Problem:
Check each line of the material below for "kind", then copy the ones that contain it.

Data for review:
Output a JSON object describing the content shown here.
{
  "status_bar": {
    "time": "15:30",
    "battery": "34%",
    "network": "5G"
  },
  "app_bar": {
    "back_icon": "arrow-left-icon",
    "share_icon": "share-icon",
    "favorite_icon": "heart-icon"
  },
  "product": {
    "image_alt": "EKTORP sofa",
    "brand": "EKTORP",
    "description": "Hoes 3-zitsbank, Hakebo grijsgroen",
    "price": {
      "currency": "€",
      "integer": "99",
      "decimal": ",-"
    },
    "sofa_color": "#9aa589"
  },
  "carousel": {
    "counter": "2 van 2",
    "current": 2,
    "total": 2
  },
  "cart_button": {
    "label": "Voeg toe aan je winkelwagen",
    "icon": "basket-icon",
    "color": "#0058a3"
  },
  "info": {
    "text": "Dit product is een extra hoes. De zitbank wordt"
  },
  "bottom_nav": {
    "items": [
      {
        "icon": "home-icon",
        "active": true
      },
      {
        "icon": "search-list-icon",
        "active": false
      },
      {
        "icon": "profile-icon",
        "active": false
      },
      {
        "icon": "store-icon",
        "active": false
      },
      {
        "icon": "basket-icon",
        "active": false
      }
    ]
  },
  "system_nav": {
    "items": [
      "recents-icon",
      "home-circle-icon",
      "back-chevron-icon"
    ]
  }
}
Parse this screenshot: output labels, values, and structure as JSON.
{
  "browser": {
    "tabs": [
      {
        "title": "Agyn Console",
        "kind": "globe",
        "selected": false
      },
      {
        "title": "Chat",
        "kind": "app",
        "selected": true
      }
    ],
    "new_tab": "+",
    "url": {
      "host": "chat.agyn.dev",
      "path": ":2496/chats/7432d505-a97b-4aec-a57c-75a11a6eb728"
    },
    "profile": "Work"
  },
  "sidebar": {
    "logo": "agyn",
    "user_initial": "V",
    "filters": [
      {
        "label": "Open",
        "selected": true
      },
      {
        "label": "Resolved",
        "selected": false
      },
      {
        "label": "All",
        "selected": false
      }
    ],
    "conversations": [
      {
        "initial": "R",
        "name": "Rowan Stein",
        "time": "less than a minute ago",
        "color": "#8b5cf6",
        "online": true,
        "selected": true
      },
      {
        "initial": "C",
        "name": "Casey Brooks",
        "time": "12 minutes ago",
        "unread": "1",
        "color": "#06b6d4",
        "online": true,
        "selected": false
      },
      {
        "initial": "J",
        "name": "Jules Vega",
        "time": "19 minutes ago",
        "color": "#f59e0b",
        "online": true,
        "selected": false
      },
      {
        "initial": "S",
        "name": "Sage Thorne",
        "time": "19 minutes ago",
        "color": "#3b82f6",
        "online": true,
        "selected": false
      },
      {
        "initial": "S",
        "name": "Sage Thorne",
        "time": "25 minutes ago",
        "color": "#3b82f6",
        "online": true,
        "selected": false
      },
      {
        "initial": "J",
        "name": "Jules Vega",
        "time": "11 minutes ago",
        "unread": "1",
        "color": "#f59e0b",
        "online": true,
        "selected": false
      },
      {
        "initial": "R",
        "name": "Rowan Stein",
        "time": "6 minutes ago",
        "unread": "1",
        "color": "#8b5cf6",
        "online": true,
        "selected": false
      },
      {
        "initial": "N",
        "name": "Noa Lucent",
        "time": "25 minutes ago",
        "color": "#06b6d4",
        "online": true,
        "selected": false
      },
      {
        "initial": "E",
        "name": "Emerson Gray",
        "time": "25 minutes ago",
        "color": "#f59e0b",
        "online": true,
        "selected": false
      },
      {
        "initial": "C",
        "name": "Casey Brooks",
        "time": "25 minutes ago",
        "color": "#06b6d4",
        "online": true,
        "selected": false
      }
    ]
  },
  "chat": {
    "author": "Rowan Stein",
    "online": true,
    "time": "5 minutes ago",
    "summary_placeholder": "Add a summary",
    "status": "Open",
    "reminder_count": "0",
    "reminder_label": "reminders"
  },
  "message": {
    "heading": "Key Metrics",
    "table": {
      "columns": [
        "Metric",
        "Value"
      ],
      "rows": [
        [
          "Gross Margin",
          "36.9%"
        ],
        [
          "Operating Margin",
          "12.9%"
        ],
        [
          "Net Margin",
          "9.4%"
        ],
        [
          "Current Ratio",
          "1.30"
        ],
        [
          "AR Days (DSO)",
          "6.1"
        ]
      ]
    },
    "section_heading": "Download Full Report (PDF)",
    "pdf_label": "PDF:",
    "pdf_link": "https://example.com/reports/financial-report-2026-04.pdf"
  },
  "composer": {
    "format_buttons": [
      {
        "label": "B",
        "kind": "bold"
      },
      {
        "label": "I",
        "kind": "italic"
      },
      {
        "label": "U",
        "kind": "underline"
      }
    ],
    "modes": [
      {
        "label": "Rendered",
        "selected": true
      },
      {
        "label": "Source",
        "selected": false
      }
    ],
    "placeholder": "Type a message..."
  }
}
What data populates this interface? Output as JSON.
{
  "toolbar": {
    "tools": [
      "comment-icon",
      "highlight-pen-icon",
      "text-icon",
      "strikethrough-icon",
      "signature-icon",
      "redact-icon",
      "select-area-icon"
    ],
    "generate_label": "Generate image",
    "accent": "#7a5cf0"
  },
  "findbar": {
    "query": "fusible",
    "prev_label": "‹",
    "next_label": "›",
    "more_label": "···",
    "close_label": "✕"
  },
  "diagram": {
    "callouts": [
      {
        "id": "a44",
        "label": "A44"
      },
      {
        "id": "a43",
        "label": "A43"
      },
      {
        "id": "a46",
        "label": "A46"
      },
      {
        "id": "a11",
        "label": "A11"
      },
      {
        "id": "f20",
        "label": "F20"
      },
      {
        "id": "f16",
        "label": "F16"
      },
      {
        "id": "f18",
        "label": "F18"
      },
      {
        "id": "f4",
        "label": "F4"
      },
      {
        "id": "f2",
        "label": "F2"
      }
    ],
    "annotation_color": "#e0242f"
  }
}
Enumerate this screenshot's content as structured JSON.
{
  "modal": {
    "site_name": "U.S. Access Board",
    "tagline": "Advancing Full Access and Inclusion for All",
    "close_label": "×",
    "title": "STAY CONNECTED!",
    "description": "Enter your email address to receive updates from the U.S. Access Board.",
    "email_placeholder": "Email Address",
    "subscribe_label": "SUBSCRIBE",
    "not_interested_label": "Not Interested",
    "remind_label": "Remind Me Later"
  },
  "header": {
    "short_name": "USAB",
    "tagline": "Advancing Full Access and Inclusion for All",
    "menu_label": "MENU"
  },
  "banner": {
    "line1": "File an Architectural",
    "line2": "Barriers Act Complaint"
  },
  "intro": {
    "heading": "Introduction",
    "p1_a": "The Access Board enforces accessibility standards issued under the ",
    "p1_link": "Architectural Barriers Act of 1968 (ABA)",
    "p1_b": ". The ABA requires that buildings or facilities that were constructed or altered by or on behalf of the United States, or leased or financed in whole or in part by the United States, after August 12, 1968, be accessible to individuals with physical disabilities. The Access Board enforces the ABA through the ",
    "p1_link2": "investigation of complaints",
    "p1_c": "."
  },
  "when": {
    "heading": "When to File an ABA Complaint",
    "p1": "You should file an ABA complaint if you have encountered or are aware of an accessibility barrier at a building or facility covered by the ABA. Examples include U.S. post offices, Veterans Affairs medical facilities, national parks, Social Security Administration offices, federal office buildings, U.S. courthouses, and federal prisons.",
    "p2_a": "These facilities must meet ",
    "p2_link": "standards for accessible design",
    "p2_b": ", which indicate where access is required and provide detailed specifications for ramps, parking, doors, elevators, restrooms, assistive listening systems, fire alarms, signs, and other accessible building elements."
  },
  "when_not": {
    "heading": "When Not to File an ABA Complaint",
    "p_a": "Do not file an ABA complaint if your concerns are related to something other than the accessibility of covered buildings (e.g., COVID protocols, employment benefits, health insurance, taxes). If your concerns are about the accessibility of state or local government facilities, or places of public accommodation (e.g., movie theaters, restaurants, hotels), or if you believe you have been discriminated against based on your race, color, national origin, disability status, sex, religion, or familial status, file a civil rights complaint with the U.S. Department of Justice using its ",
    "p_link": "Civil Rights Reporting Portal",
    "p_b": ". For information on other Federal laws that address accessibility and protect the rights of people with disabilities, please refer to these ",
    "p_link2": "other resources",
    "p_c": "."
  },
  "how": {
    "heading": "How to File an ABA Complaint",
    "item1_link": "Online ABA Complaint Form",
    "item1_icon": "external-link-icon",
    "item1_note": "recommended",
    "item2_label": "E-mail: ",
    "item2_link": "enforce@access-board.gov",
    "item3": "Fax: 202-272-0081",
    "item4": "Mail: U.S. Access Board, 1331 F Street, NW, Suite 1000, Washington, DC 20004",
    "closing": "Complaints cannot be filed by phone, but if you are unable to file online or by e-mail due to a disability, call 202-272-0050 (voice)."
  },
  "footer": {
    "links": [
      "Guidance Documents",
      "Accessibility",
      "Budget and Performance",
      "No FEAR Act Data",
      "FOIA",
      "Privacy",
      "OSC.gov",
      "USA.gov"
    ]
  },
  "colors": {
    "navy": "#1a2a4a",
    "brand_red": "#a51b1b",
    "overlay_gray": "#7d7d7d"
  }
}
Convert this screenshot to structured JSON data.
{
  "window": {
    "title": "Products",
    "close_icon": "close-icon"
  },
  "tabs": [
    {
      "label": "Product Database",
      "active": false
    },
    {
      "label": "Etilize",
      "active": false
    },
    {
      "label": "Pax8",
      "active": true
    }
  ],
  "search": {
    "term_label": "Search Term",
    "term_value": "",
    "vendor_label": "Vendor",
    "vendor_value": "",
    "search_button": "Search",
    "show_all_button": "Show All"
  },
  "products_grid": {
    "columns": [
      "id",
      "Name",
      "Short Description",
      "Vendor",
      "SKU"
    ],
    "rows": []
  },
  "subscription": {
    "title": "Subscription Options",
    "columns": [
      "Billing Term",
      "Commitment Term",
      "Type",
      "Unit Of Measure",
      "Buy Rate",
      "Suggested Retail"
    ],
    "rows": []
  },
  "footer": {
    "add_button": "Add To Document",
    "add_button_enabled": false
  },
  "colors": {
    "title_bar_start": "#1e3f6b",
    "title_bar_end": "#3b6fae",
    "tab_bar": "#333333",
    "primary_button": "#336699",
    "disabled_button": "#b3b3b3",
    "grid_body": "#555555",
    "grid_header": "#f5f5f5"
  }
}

Your response:
        "kind": "globe",
        "kind": "app",
        "kind": "bold"
        "kind": "italic"
        "kind": "underline"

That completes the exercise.